Like the first disciples, we need to abandon our fears and answer Jesus’s call!

I shall finish in prayer with the Collect of the Word set for today.

Lord of life,
by submitting to death, you conquered the grave:
by being lifted upon the cross, you draw all peoples to you;
by being raised from the dead, you restore to humanity all that was lost through sin:
be with us in your risen power,
that in word and deed we may proclaim
the marvellous mystery of death and resurrection:
for all praise is yours, now and throughout eternity. Amen

Tuesday 9 April 2024

Reflecting on the Annunciation


Ecce Ancilla Domini (The Annunciation)
Dante Gabriel Rossetti

Reflection for Morning Worship with the Community of Brendan the Navigator, Monday 8 April 2024, the Feast of the Annunciation (transferred)

The reading from Luke (1:26-38) we have just heard is the one set for the Feast of the Annunciation.  At the Annunciation, the Virgin Mary is surprised by the angel Gabriel with a message from God, saying that she will conceive in her womb and bear a son, whom she will name Jesus.

I know I’m treading on somewhat dangerous ground here!
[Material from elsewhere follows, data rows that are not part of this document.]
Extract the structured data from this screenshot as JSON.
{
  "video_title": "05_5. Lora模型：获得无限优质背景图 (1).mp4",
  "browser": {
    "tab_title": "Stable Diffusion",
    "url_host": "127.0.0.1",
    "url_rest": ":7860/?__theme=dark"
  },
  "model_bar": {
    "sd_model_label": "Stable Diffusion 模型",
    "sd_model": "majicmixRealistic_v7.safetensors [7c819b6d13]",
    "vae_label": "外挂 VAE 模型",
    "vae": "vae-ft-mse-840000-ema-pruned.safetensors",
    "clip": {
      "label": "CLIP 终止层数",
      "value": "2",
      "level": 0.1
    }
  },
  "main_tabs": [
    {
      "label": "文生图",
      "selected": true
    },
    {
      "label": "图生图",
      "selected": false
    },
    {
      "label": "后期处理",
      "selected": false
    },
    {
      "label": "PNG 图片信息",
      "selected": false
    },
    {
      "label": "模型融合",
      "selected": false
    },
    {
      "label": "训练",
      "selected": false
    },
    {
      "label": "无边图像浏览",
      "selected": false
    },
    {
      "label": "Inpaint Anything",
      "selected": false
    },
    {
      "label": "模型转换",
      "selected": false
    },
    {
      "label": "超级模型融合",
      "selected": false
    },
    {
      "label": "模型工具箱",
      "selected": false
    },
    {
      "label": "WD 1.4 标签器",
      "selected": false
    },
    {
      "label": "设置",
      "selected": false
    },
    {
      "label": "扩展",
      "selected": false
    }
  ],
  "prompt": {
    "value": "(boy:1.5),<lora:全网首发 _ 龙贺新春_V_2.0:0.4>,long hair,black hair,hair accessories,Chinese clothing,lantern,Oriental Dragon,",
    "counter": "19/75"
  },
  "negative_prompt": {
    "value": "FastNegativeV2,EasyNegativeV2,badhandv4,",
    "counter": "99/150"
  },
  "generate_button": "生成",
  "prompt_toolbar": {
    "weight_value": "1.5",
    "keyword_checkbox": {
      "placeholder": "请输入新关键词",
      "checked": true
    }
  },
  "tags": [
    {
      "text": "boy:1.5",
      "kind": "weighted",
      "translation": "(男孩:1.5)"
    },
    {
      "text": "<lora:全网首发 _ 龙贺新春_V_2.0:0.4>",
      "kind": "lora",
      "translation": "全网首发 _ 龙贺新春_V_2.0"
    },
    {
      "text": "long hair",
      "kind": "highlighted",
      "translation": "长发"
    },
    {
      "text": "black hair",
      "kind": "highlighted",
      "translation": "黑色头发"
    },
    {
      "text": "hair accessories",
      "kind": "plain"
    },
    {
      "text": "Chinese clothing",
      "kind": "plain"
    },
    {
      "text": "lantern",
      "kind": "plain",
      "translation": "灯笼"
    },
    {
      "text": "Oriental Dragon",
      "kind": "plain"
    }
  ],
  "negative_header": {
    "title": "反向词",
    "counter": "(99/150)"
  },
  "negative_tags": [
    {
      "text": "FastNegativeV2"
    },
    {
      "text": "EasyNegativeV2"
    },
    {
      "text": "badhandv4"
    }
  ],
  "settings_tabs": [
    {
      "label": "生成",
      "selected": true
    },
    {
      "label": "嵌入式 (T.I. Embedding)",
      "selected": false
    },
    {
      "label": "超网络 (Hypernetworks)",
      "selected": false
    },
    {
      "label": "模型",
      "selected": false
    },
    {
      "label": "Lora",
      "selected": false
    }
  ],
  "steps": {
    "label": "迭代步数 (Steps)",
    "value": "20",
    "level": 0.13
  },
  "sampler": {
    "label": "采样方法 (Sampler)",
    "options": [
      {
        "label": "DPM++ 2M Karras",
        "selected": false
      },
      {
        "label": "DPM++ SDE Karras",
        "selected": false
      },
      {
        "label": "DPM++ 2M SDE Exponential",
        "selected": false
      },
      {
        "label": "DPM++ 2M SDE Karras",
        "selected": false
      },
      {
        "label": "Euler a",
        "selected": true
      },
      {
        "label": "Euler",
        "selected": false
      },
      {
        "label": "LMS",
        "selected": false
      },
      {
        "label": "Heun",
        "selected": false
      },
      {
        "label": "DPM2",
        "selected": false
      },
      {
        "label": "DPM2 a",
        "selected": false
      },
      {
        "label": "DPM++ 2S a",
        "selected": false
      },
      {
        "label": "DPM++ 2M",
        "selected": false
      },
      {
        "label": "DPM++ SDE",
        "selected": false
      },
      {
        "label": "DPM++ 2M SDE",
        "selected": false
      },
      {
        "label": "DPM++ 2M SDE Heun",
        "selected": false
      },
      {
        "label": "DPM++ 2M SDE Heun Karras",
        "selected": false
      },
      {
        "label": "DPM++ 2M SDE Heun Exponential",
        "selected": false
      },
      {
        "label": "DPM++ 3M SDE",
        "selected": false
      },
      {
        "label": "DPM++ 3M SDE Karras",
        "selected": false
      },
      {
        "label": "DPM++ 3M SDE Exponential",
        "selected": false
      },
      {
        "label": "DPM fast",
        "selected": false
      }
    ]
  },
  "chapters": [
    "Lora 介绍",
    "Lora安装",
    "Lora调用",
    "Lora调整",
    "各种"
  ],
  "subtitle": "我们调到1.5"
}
I’m part of the 50% of the human race that is less qualified to say anything about pregnancy and childbirth than the other 50%. But I’ve been closely associated with two pregnancies and three births, so I know that pregnancy is a time of expectation, great expectation. So much so, that when we say a woman is ‘expecting’, it is a euphemism for her being pregnant – ‘a baby’ is simply understood.

Mary was probably quite a young girl - a teenager even – and unmarried, when the angel came to tell her that she will be pregnant by the action of the Holy Spirit. How shocked she must have been. But nevertheless, she says to the angel, ‘Here am I, the servant of the Lord; let it be with me according to your word’. She willingly accepts the unimaginable privilege of forming her son Jesus in her body. Jesus, the Son of the Most High, the eternal Word of the Father, God from God, Light from Light, true God from true God, takes human flesh in and from Mary. Jesus will quite literally be formed in her. While she is ‘expecting’, Christ is forming in her.
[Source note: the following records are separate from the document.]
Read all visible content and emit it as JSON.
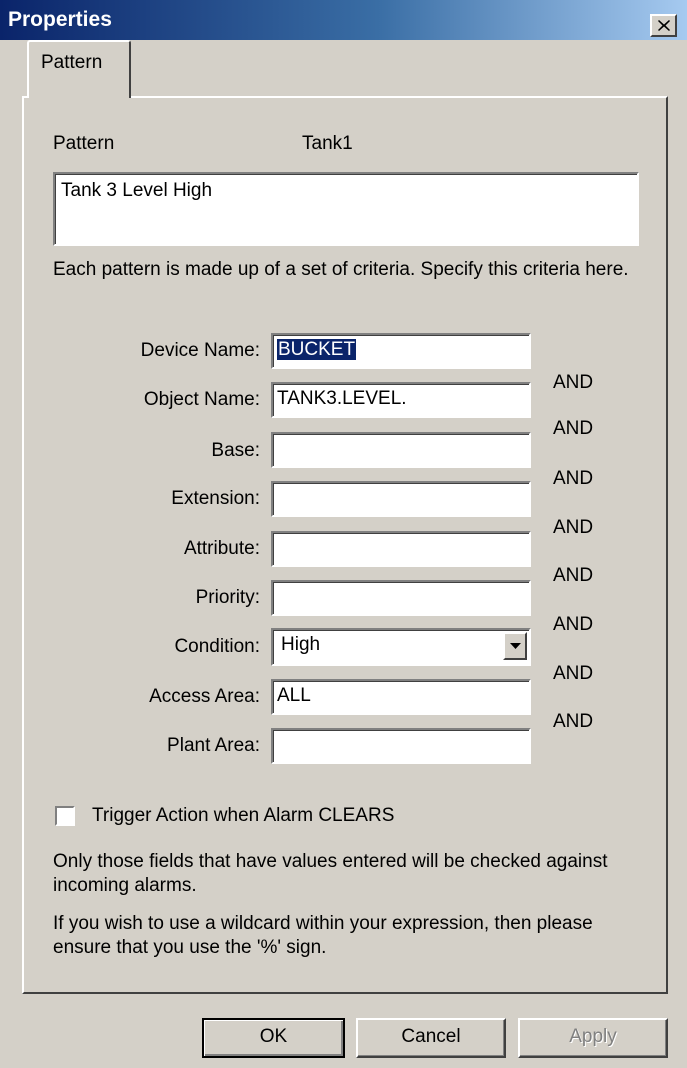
{
  "window": {
    "title": "Properties"
  },
  "tabs": [
    {
      "label": "Pattern"
    }
  ],
  "pattern": {
    "label": "Pattern",
    "name": "Tank1",
    "description": "Tank 3 Level High"
  },
  "intro_text": "Each pattern is made up of a set of criteria. Specify this criteria here.",
  "criteria": {
    "device_name": {
      "label": "Device Name:",
      "value": "BUCKET"
    },
    "object_name": {
      "label": "Object Name:",
      "value": "TANK3.LEVEL."
    },
    "base": {
      "label": "Base:",
      "value": ""
    },
    "extension": {
      "label": "Extension:",
      "value": ""
    },
    "attribute": {
      "label": "Attribute:",
      "value": ""
    },
    "priority": {
      "label": "Priority:",
      "value": ""
    },
    "condition": {
      "label": "Condition:",
      "value": "High"
    },
    "access_area": {
      "label": "Access Area:",
      "value": "ALL"
    },
    "plant_area": {
      "label": "Plant Area:",
      "value": ""
    }
  },
  "and_labels": [
    "AND",
    "AND",
    "AND",
    "AND",
    "AND",
    "AND",
    "AND",
    "AND"
  ],
  "trigger_checkbox": {
    "label": "Trigger Action when Alarm CLEARS",
    "checked": false
  },
  "note1": "Only those fields that have values entered will be checked against incoming alarms.",
  "note2": "If you wish to use a wildcard within your expression, then please ensure that you use the '%' sign.",
  "buttons": {
    "ok": "OK",
    "cancel": "Cancel",
    "apply": "Apply"
  },
  "colors": {
    "titlebar_start": "#0a246a",
    "titlebar_end": "#a6caf0",
    "face": "#d4d0c8",
    "selection": "#0a246a"
  },
  "icons": {
    "close": "close-icon",
    "dropdown": "dropdown-arrow-icon"
  }
}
Our vocation as Christian disciples is to be ‘expecting’ just as Mary was. You might say we are all called to be pregnant! Whether we are young or old, male or female, single or married, we are called to let Christ be formed in us, just as he was formed in the womb of Mary.
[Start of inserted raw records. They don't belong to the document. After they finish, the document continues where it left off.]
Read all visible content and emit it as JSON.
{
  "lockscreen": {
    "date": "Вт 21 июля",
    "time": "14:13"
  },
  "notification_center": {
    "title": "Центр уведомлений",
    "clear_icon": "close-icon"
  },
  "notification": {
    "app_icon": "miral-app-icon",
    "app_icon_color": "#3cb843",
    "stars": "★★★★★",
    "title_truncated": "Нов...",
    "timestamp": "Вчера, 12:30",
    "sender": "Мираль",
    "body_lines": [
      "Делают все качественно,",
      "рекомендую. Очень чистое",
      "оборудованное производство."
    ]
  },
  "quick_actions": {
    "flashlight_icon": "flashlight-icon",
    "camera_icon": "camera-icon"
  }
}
All pregnancies end in the fullness of time. In around 9 months Mary gave birth to Jesus. Which is why we celebrate the Annunciation now, around 9 months before we celebrate his birth at Christmas. But as disciples in whom Christ is being formed, our pregnancy will last a lifetime. Stretching the analogy, it is on our deathbed that we will be finally delivered of the Christ we have nurtured within us, as an example to others of a Christian life, well lived, in the hope of resurrection to eternal life.

So, on this Feast of the Annunciation, let each one of us accept the call to be disciples. Let us be ‘expecting’ as Christ takes form within us. And let us pray that the Christ-seed the Holy Spirit has planted in us will grow to full term, perfectly formed in every way.

I shall finish with St Paul’s prayer for Christ to dwell in us, from his letter to the Ephesians 3:14-21:

Loving Father,

from whom every family in heaven and on earth takes its name,

According to the riches of your glory

grant that we may be strengthened in our inner being

with power through your Spirit,

that Christ may dwell in our hearts through faith,

as we are being rooted and grounded in love.

May we have the power to comprehend, with all the saints,

what is the breadth and length and height and depth,

and know the love of Christ that surpasses knowledge,

so that we may be filled with all the fullness of God.

By your power at work within us

you accomplish abundantly far more than all we can ask or imagine,

to you be glory in the church and in Christ Jesus to all generations,

for ever and ever. Amen.